■ **Directions**: An exact copy of every record is needed, with the pictures left out.

══ Extracted data

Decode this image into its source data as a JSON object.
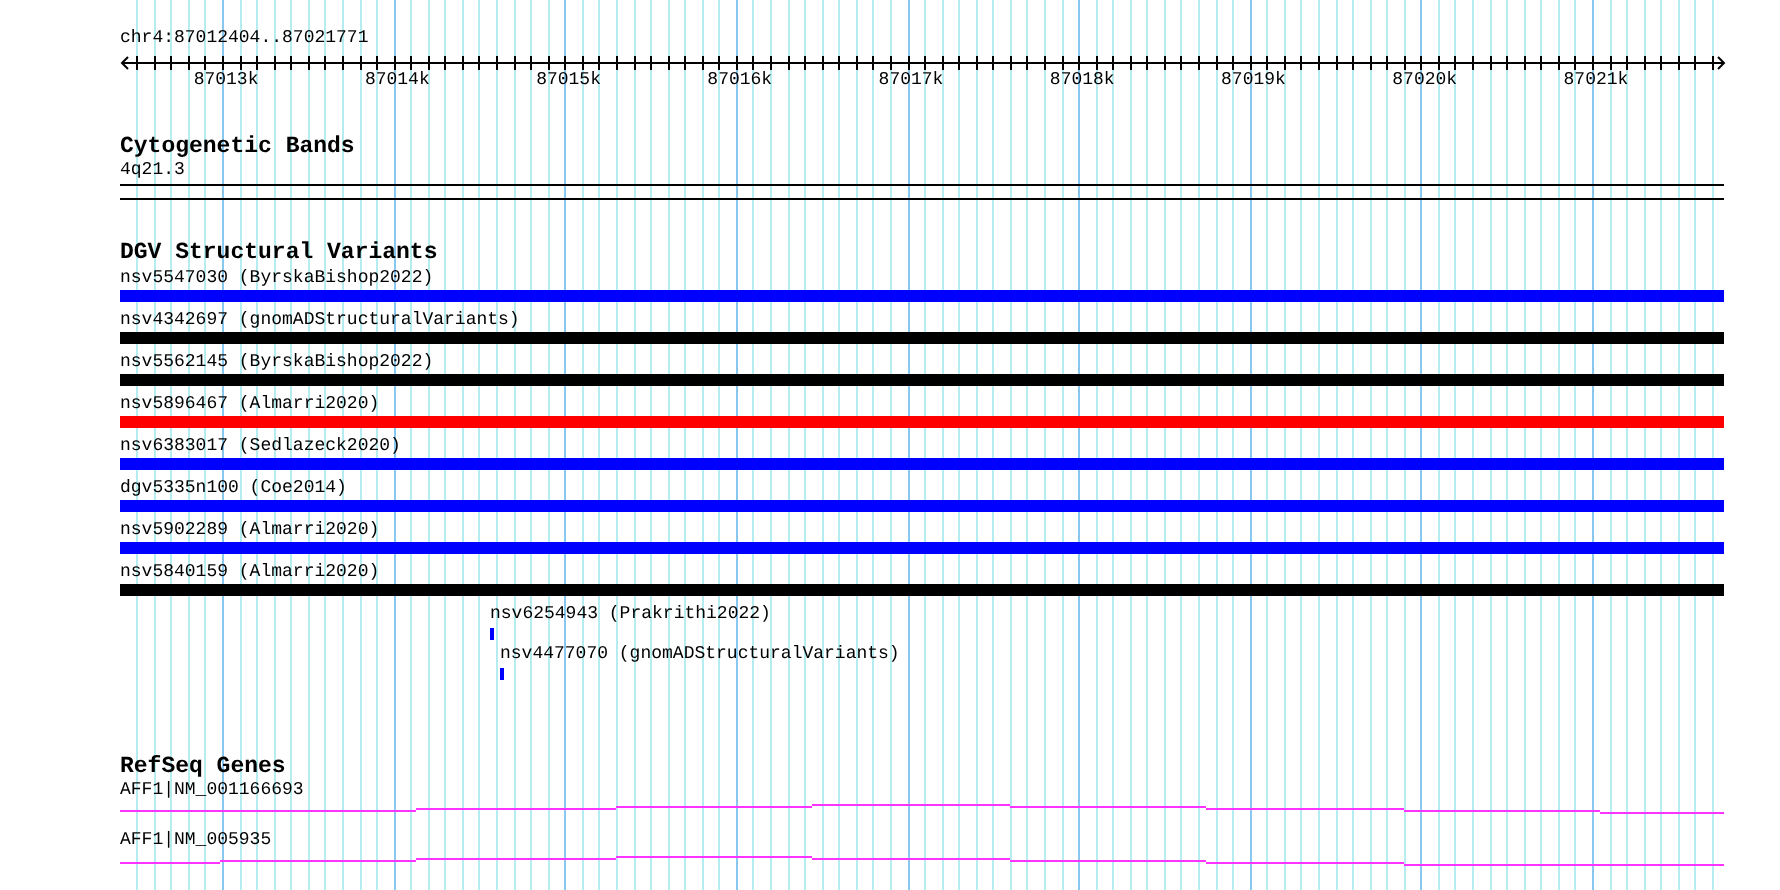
{
  "location": "chr4:87012404..87021771",
  "ruler": {
    "ticks": [
      "87013k",
      "87014k",
      "87015k",
      "87016k",
      "87017k",
      "87018k",
      "87019k",
      "87020k",
      "87021k"
    ]
  },
  "cytogenetic_bands": {
    "title": "Cytogenetic Bands",
    "band": "4q21.3"
  },
  "dgv_structural_variants": {
    "title": "DGV Structural Variants",
    "variants": [
      {
        "label": "nsv5547030 (ByrskaBishop2022)",
        "kind": "spanning",
        "color": "#0000ff"
      },
      {
        "label": "nsv4342697 (gnomADStructuralVariants)",
        "kind": "spanning",
        "color": "#000000"
      },
      {
        "label": "nsv5562145 (ByrskaBishop2022)",
        "kind": "spanning",
        "color": "#000000"
      },
      {
        "label": "nsv5896467 (Almarri2020)",
        "kind": "spanning",
        "color": "#ff0000"
      },
      {
        "label": "nsv6383017 (Sedlazeck2020)",
        "kind": "spanning",
        "color": "#0000ff"
      },
      {
        "label": "dgv5335n100 (Coe2014)",
        "kind": "spanning",
        "color": "#0000ff"
      },
      {
        "label": "nsv5902289 (Almarri2020)",
        "kind": "spanning",
        "color": "#0000ff"
      },
      {
        "label": "nsv5840159 (Almarri2020)",
        "kind": "spanning",
        "color": "#000000"
      },
      {
        "label": "nsv6254943 (Prakrithi2022)",
        "kind": "small",
        "color": "#0000ff"
      },
      {
        "label": "nsv4477070 (gnomADStructuralVariants)",
        "kind": "small",
        "color": "#0000ff"
      }
    ]
  },
  "refseq_genes": {
    "title": "RefSeq Genes",
    "genes": [
      {
        "label": "AFF1|NM_001166693"
      },
      {
        "label": "AFF1|NM_005935"
      }
    ]
  }
}
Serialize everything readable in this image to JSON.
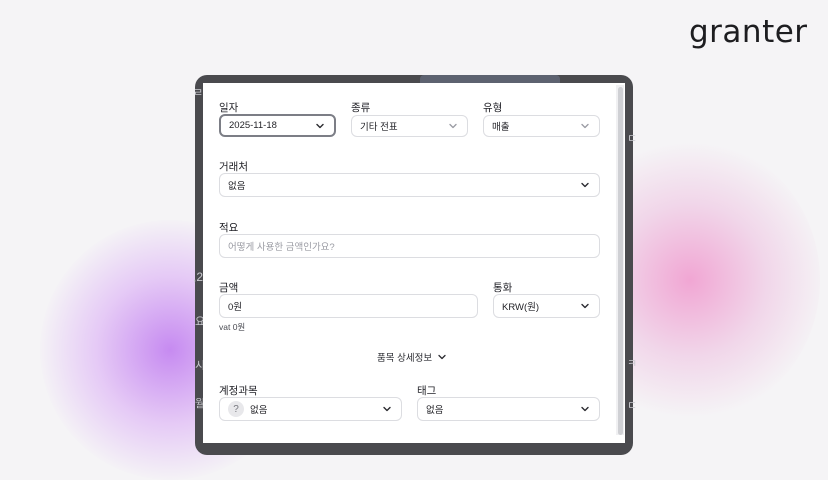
{
  "brand": {
    "logo_text": "granter"
  },
  "form": {
    "date": {
      "label": "일자",
      "value": "2025-11-18"
    },
    "kind": {
      "label": "종류",
      "value": "기타 전표"
    },
    "type": {
      "label": "유형",
      "value": "매출"
    },
    "counterparty": {
      "label": "거래처",
      "value": "없음"
    },
    "memo": {
      "label": "적요",
      "placeholder": "어떻게 사용한 금액인가요?"
    },
    "amount": {
      "label": "금액",
      "value": "0원",
      "vat_hint": "vat 0원"
    },
    "currency": {
      "label": "통화",
      "value": "KRW(원)"
    },
    "details_toggle": "품목 상세정보",
    "account": {
      "label": "계정과목",
      "icon_text": "?",
      "value": "없음"
    },
    "tag": {
      "label": "태그",
      "value": "없음"
    }
  },
  "background_peek": {
    "left_chars": [
      "ㄹ",
      ",2",
      "요",
      "시",
      "월"
    ],
    "right_chars": [
      "ㄷ",
      "ㅋ",
      "ㄷ"
    ]
  },
  "colors": {
    "accent_blob_left": "#be78f0",
    "accent_blob_right": "#f08cc8",
    "frame": "#4a4a4e"
  }
}
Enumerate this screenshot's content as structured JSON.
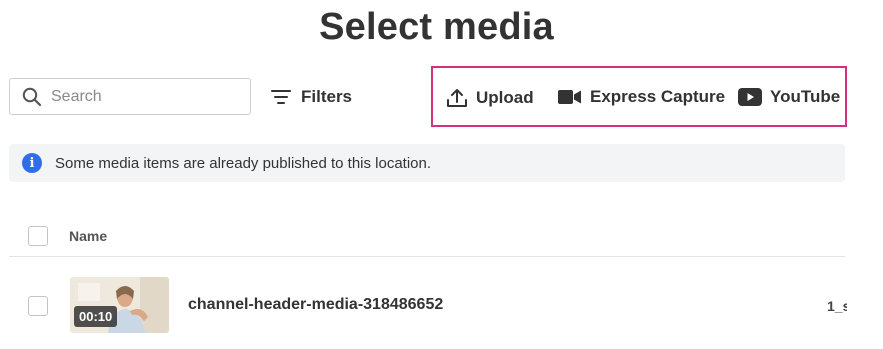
{
  "page": {
    "title": "Select media"
  },
  "toolbar": {
    "search_placeholder": "Search",
    "filters_label": "Filters",
    "actions": {
      "upload_label": "Upload",
      "express_capture_label": "Express Capture",
      "youtube_label": "YouTube"
    },
    "highlight_color": "#d6307d"
  },
  "notice": {
    "text": "Some media items are already published to this location.",
    "icon": "info-icon",
    "icon_color": "#2f6ee8"
  },
  "table": {
    "columns": {
      "name": "Name"
    },
    "rows": [
      {
        "duration": "00:10",
        "name": "channel-header-media-318486652",
        "extra": "1_s"
      }
    ]
  }
}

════

■ **Answer to this problem**:
Decode this image into its source data as a JSON object.
{
  "location": "chr4:87012404..87021771",
  "ruler": {
    "ticks": [
      "87013k",
      "87014k",
      "87015k",
      "87016k",
      "87017k",
      "87018k",
      "87019k",
      "87020k",
      "87021k"
    ]
  },
  "cytogenetic_bands": {
    "title": "Cytogenetic Bands",
    "band": "4q21.3"
  },
  "dgv_structural_variants": {
    "title": "DGV Structural Variants",
    "variants": [
      {
        "label": "nsv5547030 (ByrskaBishop2022)",
        "kind": "spanning",
        "color": "#0000ff"
      },
      {
        "label": "nsv4342697 (gnomADStructuralVariants)",
        "kind": "spanning",
        "color": "#000000"
      },
      {
        "label": "nsv5562145 (ByrskaBishop2022)",
        "kind": "spanning",
        "color": "#000000"
      },
      {
        "label": "nsv5896467 (Almarri2020)",
        "kind": "spanning",
        "color": "#ff0000"
      },
      {
        "label": "nsv6383017 (Sedlazeck2020)",
        "kind": "spanning",
        "color": "#0000ff"
      },
      {
        "label": "dgv5335n100 (Coe2014)",
        "kind": "spanning",
        "color": "#0000ff"
      },
      {
        "label": "nsv5902289 (Almarri2020)",
        "kind": "spanning",
        "color": "#0000ff"
      },
      {
        "label": "nsv5840159 (Almarri2020)",
        "kind": "spanning",
        "color": "#000000"
      },
      {
        "label": "nsv6254943 (Prakrithi2022)",
        "kind": "small",
        "color": "#0000ff"
      },
      {
        "label": "nsv4477070 (gnomADStructuralVariants)",
        "kind": "small",
        "color": "#0000ff"
      }
    ]
  },
  "refseq_genes": {
    "title": "RefSeq Genes",
    "genes": [
      {
        "label": "AFF1|NM_001166693"
      },
      {
        "label": "AFF1|NM_005935"
      }
    ]
  }
}
Serialize everything readable in this image to JSON.
{
  "brand": {
    "logo_text": "granter"
  },
  "form": {
    "date": {
      "label": "일자",
      "value": "2025-11-18"
    },
    "kind": {
      "label": "종류",
      "value": "기타 전표"
    },
    "type": {
      "label": "유형",
      "value": "매출"
    },
    "counterparty": {
      "label": "거래처",
      "value": "없음"
    },
    "memo": {
      "label": "적요",
      "placeholder": "어떻게 사용한 금액인가요?"
    },
    "amount": {
      "label": "금액",
      "value": "0원",
      "vat_hint": "vat 0원"
    },
    "currency": {
      "label": "통화",
      "value": "KRW(원)"
    },
    "details_toggle": "품목 상세정보",
    "account": {
      "label": "계정과목",
      "icon_text": "?",
      "value": "없음"
    },
    "tag": {
      "label": "태그",
      "value": "없음"
    }
  },
  "background_peek": {
    "left_chars": [
      "ㄹ",
      ",2",
      "요",
      "시",
      "월"
    ],
    "right_chars": [
      "ㄷ",
      "ㅋ",
      "ㄷ"
    ]
  },
  "colors": {
    "accent_blob_left": "#be78f0",
    "accent_blob_right": "#f08cc8",
    "frame": "#4a4a4e"
  }
}
Enumerate this screenshot's content as structured JSON.
{
  "page": {
    "title": "Select media"
  },
  "toolbar": {
    "search_placeholder": "Search",
    "filters_label": "Filters",
    "actions": {
      "upload_label": "Upload",
      "express_capture_label": "Express Capture",
      "youtube_label": "YouTube"
    },
    "highlight_color": "#d6307d"
  },
  "notice": {
    "text": "Some media items are already published to this location.",
    "icon": "info-icon",
    "icon_color": "#2f6ee8"
  },
  "table": {
    "columns": {
      "name": "Name"
    },
    "rows": [
      {
        "duration": "00:10",
        "name": "channel-header-media-318486652",
        "extra": "1_s"
      }
    ]
  }
}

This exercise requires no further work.